Thursday, December 23, 2010

Finished at last:: Coffin's Provincial Light Dragoons and Other Hangers On

Actually I'm showing off three units.  The first is the light dragoon regiment.  Like most cavalry units in the southern AWI, it's a small unit.  It represents 80 men, which is pretty typical for the war in general and the campaign in particular.  Horses were hard to come by, and once procured, i.e. stolen from a partisan for the opposite side, they could be difficult to feed.  Both Americans and British complained about shortages of horses and keeping adequate mounts.

 Coffin's light dragoon unit is a loyalist formation.  I've painted these figures based on the notion they were actually a South Carolina loyalist unit, perhaps raised from the South Carolina Royalist infantry regiment.  There seems to be little or no information about the unit on line.  However, after I inquired on TMP, the most reliable information was that they were red, faced yellow.  They wore light dragoon caps, beyond that not much is known.  I used figures I got in a trade from Doug Hamm.  The riders are Front Rank, and they are very nice figures. The horses are a bit of a mix.  Some Front Rank and maybe some Dixon mounts.

I've had these on my mostly cluttered painting table for two months.  I like 'em but I'm sure glad their done.

The flag is totally apocryphal.  Flags, as you know, for AWI are bit of a hit and miss effort.  Brits we usually know pretty well because, well, they're British with a long regimental history in most cases, and there is a clear record of their standards.  Provincial units, unless they were taken on the British rolls after the war are pretty dicey.  I chose the yellow standard to match the facings and gave them a GR cypher inside the gartered emblem.  I added simple crescent and palmetto devices.  I also chose a standard over a cavalry banner because many irregular units-militia and yeomanry in Great Britain-seemed to have small (32" square) banners.

Coffin's regiment was present at Hobkirk's Hill and Eutaw Springs.  They did some fighting at Hobkirk's, trying in vain to capture the American artillery when Greene's infantry broke.  They were charged by William Washington's dragoons and driven off.  At Eutaw Springs Coffin's cavalry led the British counter-attack when all American troops fell into confusion as they looted the British camp.

 The second unit is the battalion of convalescents at Hobkirk's Hill.  It was a temporary formation composed of invalids in the hospital at Camden but were well enough to fight. The invalid battalion was in Rawdon's second rank at the battle, and little is said of their specific performance at the battle.

 My unit is composed of Perry figures in southern dress, but retain their cuffs and facings colors.  This actually works for them because they would have been composed by men from many different units.  Their flag is simple union standard with no regimental designations.  Simply a flag to align themselves on.

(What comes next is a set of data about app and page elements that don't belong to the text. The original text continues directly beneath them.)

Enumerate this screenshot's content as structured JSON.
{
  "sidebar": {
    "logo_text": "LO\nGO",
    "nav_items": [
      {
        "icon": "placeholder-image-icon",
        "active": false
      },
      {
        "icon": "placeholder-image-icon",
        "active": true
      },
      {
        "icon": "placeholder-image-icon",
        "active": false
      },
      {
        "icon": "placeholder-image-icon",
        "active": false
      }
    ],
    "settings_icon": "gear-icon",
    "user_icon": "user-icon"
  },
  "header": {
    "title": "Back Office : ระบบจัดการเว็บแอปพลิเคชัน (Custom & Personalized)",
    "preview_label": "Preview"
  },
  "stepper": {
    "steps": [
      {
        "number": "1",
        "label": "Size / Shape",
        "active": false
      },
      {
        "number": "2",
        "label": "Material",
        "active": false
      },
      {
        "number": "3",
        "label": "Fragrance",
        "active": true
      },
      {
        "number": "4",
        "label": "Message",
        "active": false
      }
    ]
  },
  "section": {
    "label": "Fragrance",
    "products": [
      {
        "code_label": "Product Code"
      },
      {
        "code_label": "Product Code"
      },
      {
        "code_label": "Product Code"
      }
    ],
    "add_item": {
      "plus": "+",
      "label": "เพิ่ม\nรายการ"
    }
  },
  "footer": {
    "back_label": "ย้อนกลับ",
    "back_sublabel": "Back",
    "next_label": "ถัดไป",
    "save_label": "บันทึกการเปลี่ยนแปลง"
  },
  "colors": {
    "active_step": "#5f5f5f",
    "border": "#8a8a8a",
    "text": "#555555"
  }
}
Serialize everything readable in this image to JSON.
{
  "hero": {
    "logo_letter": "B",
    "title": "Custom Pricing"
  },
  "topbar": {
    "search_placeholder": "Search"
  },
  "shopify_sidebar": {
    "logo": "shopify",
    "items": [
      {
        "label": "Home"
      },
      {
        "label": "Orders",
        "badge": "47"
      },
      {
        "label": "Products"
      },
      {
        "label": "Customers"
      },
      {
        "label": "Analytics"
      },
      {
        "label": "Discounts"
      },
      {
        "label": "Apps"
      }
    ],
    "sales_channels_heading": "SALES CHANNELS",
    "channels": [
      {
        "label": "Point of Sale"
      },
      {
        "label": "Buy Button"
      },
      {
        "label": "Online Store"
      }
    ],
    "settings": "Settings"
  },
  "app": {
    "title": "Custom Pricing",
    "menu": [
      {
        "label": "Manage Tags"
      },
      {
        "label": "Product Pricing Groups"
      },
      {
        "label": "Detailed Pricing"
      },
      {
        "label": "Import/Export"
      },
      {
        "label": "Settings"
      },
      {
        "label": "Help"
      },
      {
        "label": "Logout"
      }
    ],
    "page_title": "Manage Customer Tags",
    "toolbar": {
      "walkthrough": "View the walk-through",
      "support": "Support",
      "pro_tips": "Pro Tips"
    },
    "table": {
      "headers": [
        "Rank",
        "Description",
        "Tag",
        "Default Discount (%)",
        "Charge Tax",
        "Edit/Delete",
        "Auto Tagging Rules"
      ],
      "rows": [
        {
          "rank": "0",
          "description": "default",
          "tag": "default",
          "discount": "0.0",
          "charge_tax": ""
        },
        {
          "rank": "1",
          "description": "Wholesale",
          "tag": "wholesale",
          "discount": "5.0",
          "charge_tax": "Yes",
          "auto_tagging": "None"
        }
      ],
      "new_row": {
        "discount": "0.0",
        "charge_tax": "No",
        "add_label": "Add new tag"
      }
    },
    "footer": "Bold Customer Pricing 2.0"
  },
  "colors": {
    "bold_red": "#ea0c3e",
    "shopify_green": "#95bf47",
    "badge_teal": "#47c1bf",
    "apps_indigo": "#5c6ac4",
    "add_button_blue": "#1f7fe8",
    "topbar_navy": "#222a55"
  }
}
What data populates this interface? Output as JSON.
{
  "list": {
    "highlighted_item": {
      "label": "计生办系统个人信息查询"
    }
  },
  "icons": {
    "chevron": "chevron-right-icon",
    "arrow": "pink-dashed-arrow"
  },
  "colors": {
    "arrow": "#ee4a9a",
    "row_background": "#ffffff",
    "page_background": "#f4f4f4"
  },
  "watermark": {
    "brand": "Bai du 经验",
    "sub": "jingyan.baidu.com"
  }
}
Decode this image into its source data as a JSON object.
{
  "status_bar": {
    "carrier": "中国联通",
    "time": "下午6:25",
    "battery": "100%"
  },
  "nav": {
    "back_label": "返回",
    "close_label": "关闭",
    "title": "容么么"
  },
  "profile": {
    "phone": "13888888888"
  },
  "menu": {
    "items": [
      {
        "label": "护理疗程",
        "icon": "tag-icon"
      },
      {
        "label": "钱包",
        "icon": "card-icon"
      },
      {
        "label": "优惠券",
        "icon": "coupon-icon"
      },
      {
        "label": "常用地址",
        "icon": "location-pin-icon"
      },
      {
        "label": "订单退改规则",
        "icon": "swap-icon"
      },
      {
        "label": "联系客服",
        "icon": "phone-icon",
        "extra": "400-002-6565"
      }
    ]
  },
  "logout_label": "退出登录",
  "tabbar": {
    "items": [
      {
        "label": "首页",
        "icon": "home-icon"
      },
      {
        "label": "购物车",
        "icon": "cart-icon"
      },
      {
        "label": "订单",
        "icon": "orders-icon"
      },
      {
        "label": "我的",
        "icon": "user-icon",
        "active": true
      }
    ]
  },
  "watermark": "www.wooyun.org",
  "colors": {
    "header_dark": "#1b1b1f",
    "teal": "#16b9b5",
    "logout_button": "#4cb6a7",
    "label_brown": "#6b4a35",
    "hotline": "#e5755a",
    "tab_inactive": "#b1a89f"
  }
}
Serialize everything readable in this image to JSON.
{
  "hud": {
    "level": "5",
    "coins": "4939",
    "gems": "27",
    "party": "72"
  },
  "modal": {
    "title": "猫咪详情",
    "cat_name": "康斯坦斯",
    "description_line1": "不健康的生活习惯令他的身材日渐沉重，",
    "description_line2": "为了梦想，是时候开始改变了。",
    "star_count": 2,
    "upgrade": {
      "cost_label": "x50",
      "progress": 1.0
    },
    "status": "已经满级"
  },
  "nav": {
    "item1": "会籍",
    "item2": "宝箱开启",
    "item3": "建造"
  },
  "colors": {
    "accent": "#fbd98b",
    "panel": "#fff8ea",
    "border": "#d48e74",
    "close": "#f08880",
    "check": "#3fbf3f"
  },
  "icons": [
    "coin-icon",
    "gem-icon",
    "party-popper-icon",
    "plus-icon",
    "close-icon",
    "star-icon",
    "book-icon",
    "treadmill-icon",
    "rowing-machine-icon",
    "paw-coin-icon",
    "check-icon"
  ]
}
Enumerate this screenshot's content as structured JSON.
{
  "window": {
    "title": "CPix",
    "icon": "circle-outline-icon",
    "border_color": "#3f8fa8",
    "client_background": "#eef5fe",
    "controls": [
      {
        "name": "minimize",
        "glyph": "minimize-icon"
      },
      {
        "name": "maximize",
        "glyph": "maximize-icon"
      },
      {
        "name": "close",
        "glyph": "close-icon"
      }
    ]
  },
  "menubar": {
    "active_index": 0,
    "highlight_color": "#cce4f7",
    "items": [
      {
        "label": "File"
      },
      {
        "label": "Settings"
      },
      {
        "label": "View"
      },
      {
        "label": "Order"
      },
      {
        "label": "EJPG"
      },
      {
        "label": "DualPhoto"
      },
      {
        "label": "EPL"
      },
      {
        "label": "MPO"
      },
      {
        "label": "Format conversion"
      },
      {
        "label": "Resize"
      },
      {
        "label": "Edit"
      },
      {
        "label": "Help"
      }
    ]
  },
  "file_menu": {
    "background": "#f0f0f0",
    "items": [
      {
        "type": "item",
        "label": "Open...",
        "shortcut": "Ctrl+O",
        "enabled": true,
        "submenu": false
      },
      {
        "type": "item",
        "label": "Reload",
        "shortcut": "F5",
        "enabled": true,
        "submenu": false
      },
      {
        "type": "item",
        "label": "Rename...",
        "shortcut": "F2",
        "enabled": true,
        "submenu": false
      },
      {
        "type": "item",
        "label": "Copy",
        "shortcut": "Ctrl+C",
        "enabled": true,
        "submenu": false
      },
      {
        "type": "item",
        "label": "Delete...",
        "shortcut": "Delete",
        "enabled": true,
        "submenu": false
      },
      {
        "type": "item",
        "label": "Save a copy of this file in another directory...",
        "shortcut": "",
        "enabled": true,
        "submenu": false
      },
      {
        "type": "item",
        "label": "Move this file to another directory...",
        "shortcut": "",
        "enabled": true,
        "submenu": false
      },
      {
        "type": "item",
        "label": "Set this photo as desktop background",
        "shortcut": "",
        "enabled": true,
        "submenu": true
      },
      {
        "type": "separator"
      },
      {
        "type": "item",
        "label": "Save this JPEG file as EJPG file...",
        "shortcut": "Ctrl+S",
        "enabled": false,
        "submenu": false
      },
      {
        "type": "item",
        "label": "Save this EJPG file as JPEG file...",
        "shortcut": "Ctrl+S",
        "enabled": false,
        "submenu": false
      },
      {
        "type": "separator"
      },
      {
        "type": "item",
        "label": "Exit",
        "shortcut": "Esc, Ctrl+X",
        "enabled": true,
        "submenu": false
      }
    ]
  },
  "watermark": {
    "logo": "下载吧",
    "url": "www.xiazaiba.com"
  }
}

 The last unit is the Queens Rangers.  I've actually photographed these before.  Doug Hamm painted these, and I acquired some from him last year in our Enfilade deal.  However, over the summer he painted up a few more bases and now my Q.R. unit is a more useful six stands of troops.

 I'm taking a bit of a break from AWI and will painting about 50 figures for my Space 1889 project.  I'll show the painted Indians and Martian askaris over on my Shastapsh blog when they are done.  Should go fast.  How long does it take to paint and wash a bunch of khaki?  After these are done, however, I'm kind of up in the air about what comes next.  I have just the New York Volunteers and some artillery to paint for Hobkirk's Hill, and then I'd also like to paint up the South Carolina Royalist Dragoons that defended Charleston.  Maybe them, but we'll see.

All pictures were taken with my silly phone camera, 'cause honestly it's just a lot easier to work with it. Rumor has it Santa is bringing me photographic reinforcements.

1 comment:

Dale said...

Very nice! I like them a lot.